» Exercise directions
Return all lines in the data where the string "author" can be found.

......

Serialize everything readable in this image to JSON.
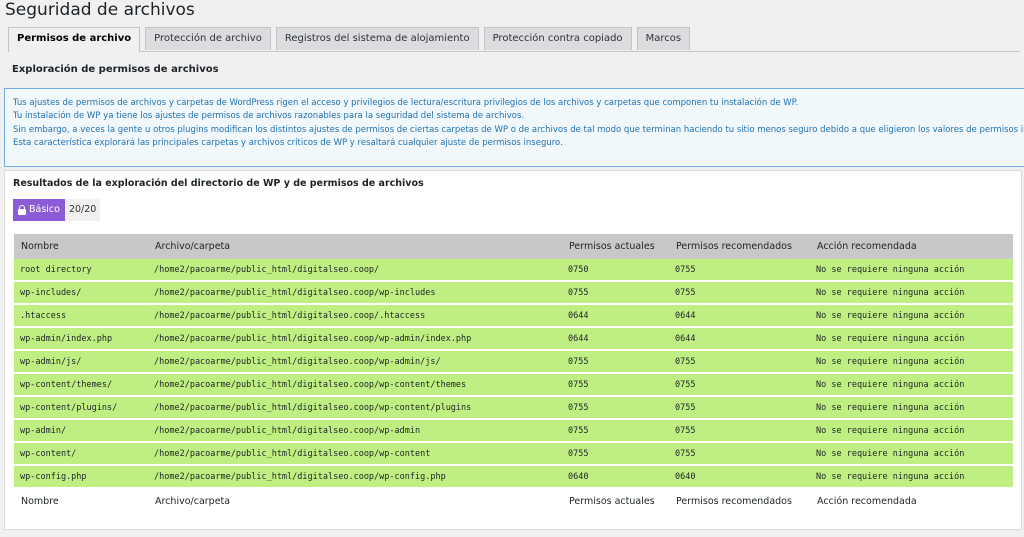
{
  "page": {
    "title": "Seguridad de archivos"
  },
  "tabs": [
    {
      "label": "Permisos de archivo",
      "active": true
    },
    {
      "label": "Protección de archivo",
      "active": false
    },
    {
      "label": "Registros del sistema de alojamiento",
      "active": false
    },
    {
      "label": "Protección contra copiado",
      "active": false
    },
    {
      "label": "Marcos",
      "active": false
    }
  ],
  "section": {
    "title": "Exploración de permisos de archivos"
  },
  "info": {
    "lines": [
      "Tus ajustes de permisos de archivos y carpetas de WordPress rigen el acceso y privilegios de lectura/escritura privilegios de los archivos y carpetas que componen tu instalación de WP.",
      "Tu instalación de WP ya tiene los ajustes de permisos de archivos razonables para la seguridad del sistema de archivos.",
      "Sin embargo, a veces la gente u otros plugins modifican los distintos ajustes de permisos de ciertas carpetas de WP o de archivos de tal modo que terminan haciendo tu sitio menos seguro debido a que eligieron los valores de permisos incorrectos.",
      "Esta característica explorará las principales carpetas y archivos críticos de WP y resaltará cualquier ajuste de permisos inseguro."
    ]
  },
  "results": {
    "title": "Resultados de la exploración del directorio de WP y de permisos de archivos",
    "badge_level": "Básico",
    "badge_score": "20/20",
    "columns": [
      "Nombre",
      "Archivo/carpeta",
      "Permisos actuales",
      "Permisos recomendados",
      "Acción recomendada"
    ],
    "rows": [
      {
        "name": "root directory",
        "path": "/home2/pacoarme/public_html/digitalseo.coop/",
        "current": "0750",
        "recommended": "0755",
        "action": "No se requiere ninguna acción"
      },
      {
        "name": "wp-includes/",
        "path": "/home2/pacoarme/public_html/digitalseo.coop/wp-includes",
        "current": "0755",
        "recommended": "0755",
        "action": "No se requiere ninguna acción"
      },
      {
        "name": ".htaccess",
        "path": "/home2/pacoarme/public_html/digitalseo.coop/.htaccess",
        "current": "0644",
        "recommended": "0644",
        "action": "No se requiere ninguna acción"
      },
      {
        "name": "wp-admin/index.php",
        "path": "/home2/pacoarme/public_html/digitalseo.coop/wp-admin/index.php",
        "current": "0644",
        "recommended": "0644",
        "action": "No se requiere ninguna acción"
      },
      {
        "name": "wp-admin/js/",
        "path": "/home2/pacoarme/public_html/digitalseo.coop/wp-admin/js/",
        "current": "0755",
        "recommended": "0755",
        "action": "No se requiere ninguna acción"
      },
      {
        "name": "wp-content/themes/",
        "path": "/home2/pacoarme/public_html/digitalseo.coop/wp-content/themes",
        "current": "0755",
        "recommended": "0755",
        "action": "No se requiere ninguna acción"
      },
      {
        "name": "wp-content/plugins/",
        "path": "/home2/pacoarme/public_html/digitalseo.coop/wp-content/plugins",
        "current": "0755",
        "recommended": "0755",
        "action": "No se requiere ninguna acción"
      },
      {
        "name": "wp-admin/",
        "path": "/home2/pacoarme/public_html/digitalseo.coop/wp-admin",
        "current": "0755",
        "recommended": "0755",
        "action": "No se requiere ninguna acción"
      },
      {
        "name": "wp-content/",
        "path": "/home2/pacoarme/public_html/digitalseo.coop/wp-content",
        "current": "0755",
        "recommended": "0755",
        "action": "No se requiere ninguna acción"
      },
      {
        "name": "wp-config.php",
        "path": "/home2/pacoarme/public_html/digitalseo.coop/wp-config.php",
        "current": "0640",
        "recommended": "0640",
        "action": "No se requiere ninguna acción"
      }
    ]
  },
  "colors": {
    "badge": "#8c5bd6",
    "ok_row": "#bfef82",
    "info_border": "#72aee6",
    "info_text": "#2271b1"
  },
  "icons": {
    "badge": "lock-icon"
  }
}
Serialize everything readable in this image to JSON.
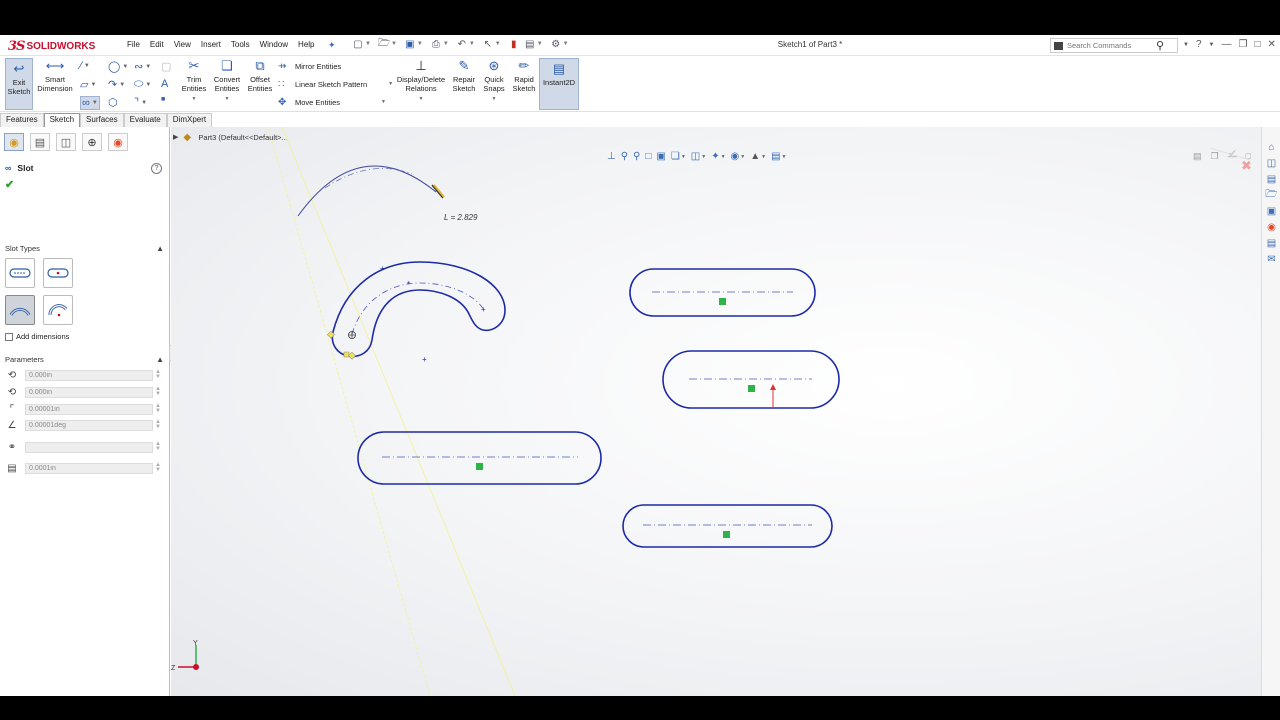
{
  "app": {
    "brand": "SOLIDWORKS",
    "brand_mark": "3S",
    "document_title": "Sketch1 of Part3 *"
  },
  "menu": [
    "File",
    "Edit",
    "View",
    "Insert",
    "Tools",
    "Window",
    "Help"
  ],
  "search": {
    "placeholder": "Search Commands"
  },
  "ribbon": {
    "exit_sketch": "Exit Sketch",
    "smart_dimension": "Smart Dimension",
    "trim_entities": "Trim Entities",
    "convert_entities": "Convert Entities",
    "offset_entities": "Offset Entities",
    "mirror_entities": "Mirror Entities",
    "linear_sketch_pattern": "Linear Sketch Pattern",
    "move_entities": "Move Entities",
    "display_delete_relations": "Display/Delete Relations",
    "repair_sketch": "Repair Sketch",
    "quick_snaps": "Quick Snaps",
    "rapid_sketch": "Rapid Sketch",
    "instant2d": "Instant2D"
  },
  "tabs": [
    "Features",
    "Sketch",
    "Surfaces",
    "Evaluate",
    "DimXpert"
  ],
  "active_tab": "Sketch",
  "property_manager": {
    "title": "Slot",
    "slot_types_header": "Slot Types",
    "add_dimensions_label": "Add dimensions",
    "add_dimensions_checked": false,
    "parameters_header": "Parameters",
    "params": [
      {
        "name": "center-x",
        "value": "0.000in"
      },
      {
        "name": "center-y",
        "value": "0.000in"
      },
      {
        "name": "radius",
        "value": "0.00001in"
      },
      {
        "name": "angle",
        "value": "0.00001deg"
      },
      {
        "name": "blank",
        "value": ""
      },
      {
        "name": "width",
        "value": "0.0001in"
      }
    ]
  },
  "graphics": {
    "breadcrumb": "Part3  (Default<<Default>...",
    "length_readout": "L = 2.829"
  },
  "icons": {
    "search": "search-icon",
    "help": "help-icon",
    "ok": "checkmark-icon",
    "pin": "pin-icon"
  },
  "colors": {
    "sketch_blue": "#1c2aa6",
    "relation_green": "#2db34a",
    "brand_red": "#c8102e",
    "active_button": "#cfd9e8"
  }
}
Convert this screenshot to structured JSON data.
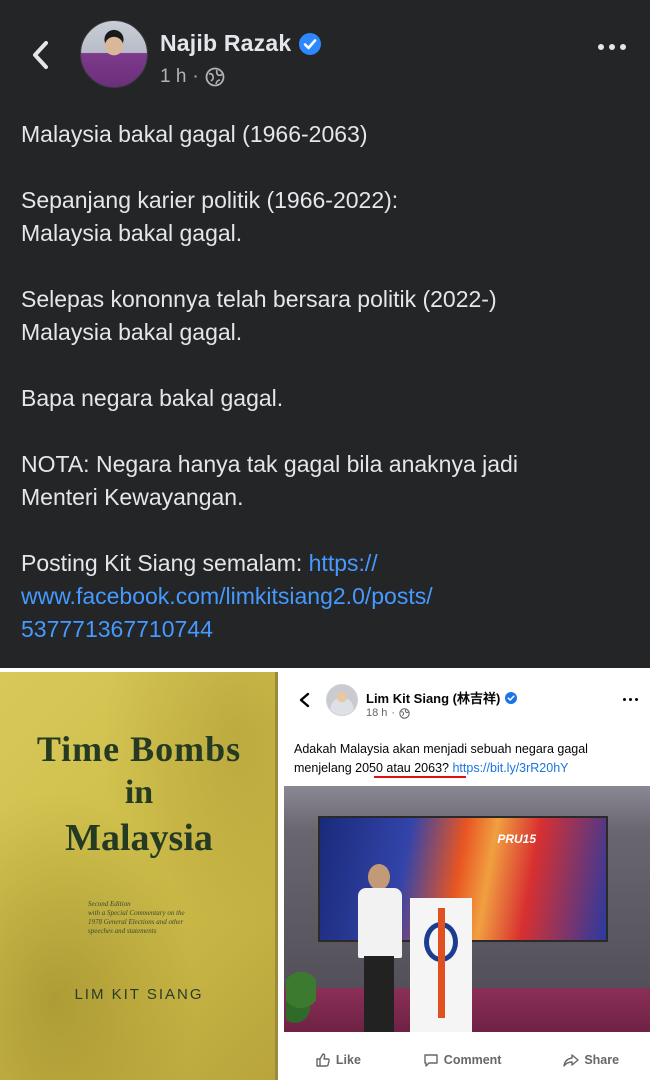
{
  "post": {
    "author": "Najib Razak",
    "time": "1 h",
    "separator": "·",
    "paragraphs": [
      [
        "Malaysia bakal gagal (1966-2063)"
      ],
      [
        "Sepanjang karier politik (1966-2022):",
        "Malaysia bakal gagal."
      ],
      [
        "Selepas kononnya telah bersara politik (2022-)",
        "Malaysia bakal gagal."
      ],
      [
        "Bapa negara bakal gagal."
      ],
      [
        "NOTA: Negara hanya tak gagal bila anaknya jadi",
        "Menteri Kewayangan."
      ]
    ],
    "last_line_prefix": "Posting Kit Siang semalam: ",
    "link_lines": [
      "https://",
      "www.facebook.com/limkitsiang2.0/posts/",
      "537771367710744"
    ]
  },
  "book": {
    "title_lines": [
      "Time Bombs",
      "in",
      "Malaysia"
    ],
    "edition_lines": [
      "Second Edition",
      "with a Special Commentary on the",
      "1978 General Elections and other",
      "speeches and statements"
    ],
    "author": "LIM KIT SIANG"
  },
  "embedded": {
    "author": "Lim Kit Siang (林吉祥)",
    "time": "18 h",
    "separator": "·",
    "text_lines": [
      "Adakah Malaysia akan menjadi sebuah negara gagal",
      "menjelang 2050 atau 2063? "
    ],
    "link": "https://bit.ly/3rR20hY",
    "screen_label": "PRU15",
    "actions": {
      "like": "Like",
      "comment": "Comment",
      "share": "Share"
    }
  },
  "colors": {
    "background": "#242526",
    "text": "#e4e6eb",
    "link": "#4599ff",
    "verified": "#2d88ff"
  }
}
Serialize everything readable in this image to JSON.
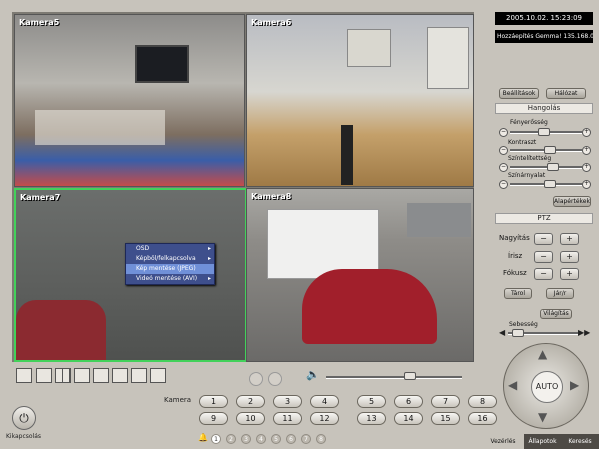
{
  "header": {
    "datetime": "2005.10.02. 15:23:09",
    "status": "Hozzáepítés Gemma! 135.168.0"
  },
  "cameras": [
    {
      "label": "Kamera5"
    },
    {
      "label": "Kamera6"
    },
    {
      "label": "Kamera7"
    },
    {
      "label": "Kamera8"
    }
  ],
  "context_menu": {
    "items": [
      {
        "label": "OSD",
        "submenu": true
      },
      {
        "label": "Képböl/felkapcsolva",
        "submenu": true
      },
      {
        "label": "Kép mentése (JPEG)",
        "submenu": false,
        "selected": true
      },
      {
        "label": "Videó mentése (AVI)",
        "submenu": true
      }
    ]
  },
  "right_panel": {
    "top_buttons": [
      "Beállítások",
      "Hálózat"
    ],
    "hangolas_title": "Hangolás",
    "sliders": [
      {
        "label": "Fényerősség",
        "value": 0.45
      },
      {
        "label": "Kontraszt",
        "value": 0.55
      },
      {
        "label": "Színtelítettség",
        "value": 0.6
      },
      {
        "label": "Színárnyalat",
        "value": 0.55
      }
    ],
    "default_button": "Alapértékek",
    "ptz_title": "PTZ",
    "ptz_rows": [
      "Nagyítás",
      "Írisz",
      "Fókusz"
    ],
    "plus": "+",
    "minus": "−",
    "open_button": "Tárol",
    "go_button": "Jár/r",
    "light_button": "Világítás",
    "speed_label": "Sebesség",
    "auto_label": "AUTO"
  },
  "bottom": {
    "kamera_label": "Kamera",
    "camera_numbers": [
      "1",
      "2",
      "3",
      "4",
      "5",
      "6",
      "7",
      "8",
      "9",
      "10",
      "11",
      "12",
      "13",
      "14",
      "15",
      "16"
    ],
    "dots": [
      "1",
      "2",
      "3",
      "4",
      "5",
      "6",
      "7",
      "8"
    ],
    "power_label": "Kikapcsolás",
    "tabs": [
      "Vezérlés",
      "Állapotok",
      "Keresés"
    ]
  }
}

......

» Expected answer
    "author": "Najib Razak",
    "author": "LIM KIT SIANG"
    "author": "Lim Kit Siang (林吉祥)",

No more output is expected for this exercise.